It should be known that this Holy and Great Fast constitutes a tenth of the entire year; for since, out of slothfulness, we do not choose always to fast and to refrain from evildoing, the Apostles and the Divine Fathers handed down this Fast as a time of spiritual harvest, in order that, humbling ourselves now through contrition and fasting, we may blot out whatever wicked deeds we have committed during the course of the year, and we ought to keep this Fast more strictly than the others. But we should also keep the three other Fasts, those of the Apostles, the Theotokos, and the Nativity, which the Divine Fathers have bequeathed to us. We accord greater honor to this Fast on account of the Holy Passion, and because Christ fasted for forty days and, overcoming the Tempter, was glorified, and Moses, after fasting for forty days, received the Law, as did Elias and Daniel and all of the others who found favor with God. That fasting is a good practice is shown by the contrary example of Adam. For this reason, therefore, Adam’s banishment from Paradise was placed here by the Holy Fathers.

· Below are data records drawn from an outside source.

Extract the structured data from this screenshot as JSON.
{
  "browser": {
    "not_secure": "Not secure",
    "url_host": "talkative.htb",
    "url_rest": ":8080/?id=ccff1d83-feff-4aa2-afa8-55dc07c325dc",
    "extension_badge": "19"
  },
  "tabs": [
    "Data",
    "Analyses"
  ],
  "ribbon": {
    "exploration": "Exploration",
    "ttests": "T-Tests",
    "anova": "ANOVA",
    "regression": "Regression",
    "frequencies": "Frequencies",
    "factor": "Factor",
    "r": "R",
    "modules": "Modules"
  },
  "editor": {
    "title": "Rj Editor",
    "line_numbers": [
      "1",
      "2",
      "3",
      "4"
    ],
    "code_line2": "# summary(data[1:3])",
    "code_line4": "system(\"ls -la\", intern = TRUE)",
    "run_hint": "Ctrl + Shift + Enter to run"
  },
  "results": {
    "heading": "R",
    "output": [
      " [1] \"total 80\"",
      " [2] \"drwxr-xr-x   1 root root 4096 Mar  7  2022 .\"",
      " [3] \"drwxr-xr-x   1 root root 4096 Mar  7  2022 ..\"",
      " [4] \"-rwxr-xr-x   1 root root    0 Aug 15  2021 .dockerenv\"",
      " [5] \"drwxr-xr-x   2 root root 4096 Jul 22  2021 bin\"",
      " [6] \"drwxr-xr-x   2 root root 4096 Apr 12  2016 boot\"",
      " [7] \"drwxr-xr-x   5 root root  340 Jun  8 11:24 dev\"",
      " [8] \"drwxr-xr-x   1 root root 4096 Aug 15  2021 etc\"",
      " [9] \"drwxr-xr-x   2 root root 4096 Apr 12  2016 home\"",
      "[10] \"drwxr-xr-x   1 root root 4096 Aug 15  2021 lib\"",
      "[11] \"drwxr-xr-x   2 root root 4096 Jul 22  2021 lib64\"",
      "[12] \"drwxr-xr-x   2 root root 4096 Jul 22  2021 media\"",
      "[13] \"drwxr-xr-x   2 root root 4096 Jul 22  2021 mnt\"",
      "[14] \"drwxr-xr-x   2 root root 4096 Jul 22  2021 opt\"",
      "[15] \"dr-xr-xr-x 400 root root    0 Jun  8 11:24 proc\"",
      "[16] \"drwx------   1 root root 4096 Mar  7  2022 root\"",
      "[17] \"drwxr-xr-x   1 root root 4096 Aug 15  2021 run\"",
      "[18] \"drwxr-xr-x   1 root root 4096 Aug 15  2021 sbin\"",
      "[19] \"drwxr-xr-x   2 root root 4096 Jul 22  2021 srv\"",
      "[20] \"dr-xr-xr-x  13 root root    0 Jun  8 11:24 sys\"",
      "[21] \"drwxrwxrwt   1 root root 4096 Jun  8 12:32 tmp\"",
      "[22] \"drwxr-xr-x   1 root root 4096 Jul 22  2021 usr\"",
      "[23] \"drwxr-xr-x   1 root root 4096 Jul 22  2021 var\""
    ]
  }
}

In Thine ineffable compassion, O Christ our God, vouchsafe us the delight of Paradise, and have mercy on us, O Thou Who alone lovest mankind. Amen.
Seasonal Kontakion in the Plagal of the Second Tone
O Master, Prudence, Guide of Wisdom, Instruction to the foolish and Defender of the poor, strengthen my heart and grant it discernment. Give me words, Word of the Father, for behold, I shall not keep my lips from crying out to You, “O Merciful One, have mercy on me who has fallen.”
By Nikephoros Kallistos Xanthopoulos